Haunted houses always seemed particularly creepy to me because of the way they invert the way home ought to feel. In fact, the German word for uncanny is unheimlich, which can be literally translated as un-home-like. Homes should be warm, comfortable, full of memories of family life, and welcoming. A haunted house is uncanny because nothing is quite right. There might be family memories, but they are usually tainted somehow. The comfort has vanished and they are almost universally cold. Their outward features tend to keep people away. This is certainly the case in Sarah Water’s unsettling novel, The Little Stranger.
Our narrator, Dr. Faraday, provides an outsider’s perspective to life in the no-longer-stately home, Hundreds Hall in Warwickshire. Faraday has childhood memories of what life was like at Hundreds Hall when it was in its heyday, so it’s a shock to him how far the mighty have fallen. By 1948, roughly when the novel is set, there is no money for repairs and barely any for the two servants left to tend the Ayres family. The story isn’t all that uncommon after World War II when many of the gentry and aristocratic classes could no longer raise the funds to maintain their ancestral piles. What is unusual is what Faraday hears on his return to Hundreds Hall to tend to the maid. She, we learn, has faked an illness to try and get sent home. The maid finds the house unbearably depressed and not right. Faraday soothes her fears, rationalizing them all away.
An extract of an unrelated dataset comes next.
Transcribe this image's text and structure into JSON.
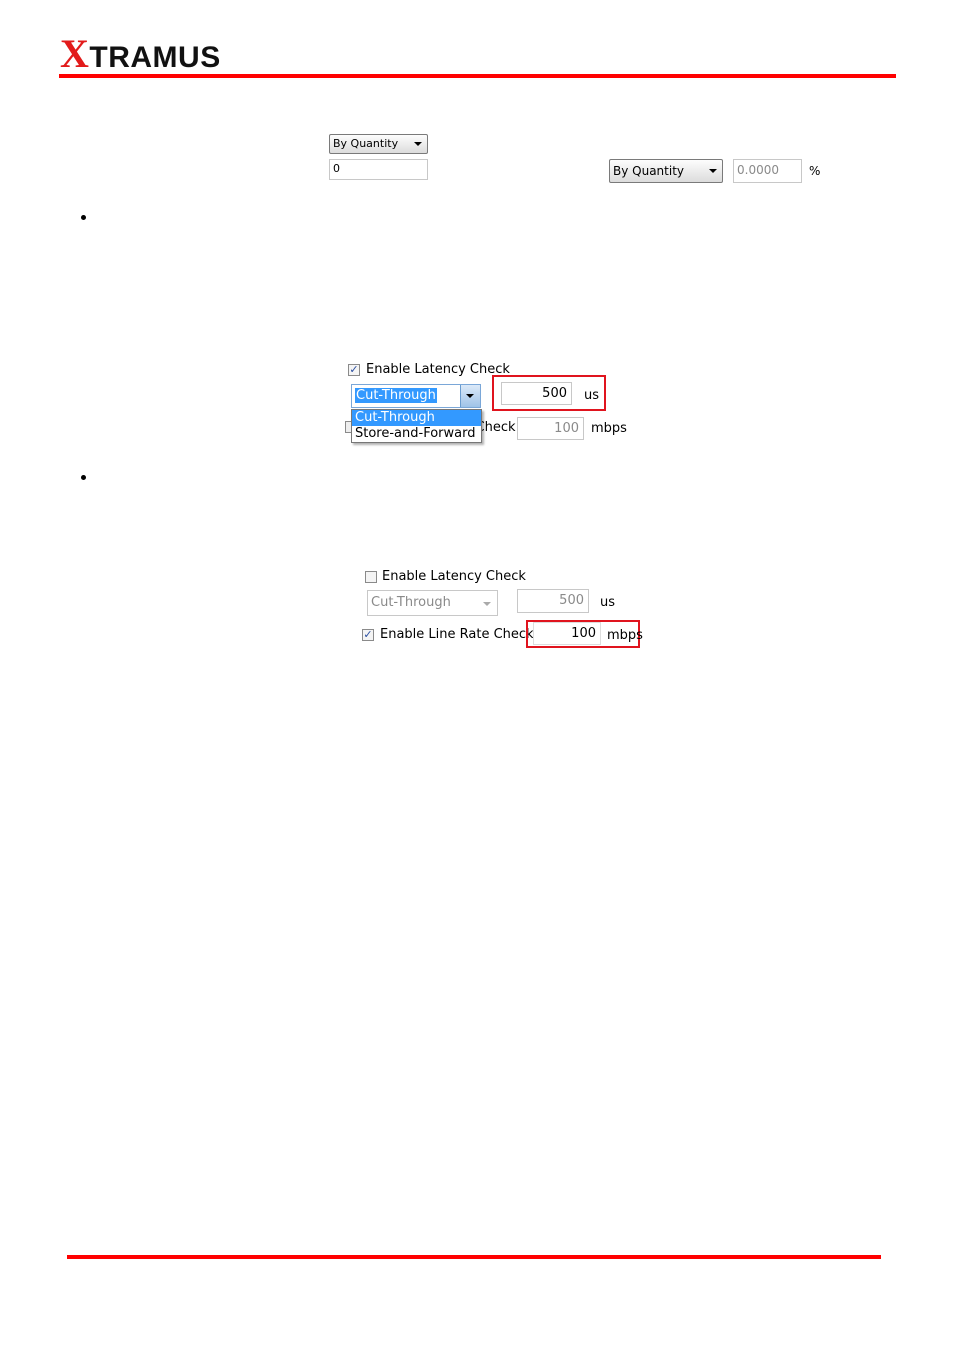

Faraday makes a habit of rationalizing away the strange things that start to happen at Hundreds Hall. His care of the maid turns out to be the beginning of an odd sort of friendship. Because he’s one of the few visitors the Ayres’ family gets, they begin to confide in him. The only son, a wounded World War II veteran, worries incessantly about how the family can ever make enough money to turn the estate around. The mother grows a bit vaguer as time goes on, though she tries to keep calm and carry on. Faraday becomes closest to Caroline, the daughter of the family, who is blunt yet caring.
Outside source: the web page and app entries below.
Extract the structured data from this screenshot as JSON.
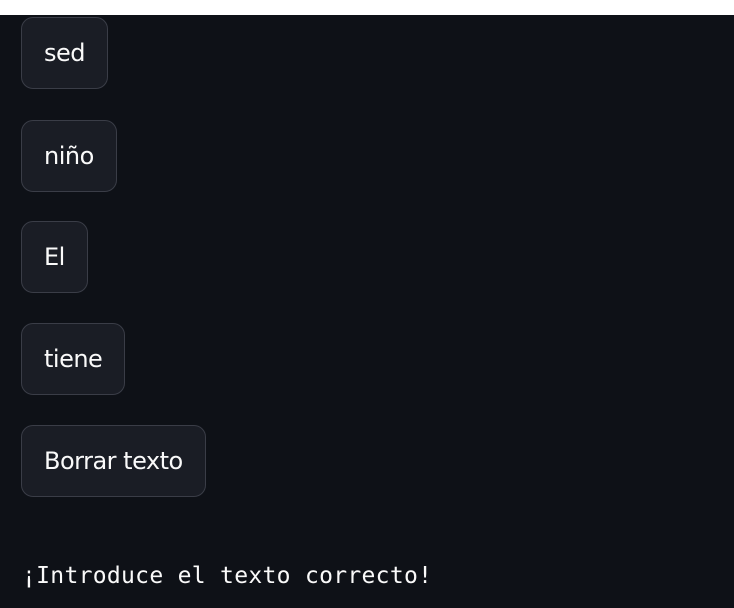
{
  "buttons": [
    {
      "label": "sed"
    },
    {
      "label": "niño"
    },
    {
      "label": "El"
    },
    {
      "label": "tiene"
    },
    {
      "label": "Borrar texto"
    }
  ],
  "message": "¡Introduce el texto correcto!"
}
As The Little Stranger starts to slowly morph into a horror novel, with inexplicable “pranks” occurring all over the Hall, I started to wonder who was the bigger threat: whatever is playing with the Ayres family…or the good Dr. Faraday himself. The stories Faraday hears about the hauntings are chilling enough. There are fires, strange noises, doors that lock and can’t be opened, and more. But Dr. Faraday is always there to try and explain things away. He tells the former soldier with PTSD, the aged widow, and Caroline that they’re tired, under pressure. When he talks over his “cases” with his colleagues, Faraday ends up wondering whether some form of hysteria is to blame. The members of the Ayres family just want someone to believe them. Faraday wants to cure them and, perhaps, become master of Hundreds Hall himself. In the end, I was more upset by Faraday than any potential supernatural presence.
The Little Stranger is more than a little strange itself. It lured me in with the promise of a haunted house. While it delivered and I got the Halloween reading experience I was hoping for with The House of the Seven Gables, I was left with a lot of questions about who the real villain was, what really happened to the Ayreses when Faraday wasn’t around the witness the weird behavior at the Hall, how people who may have mental illnesses should be diagnosed and treated, and who among the characters could be believed. I think The Little Stranger would be a terrific book for a book group because there are so many ways it could be interpreted, all depending on who one decides to trust. A book group could have hours of fun debating just what the hell it all meant.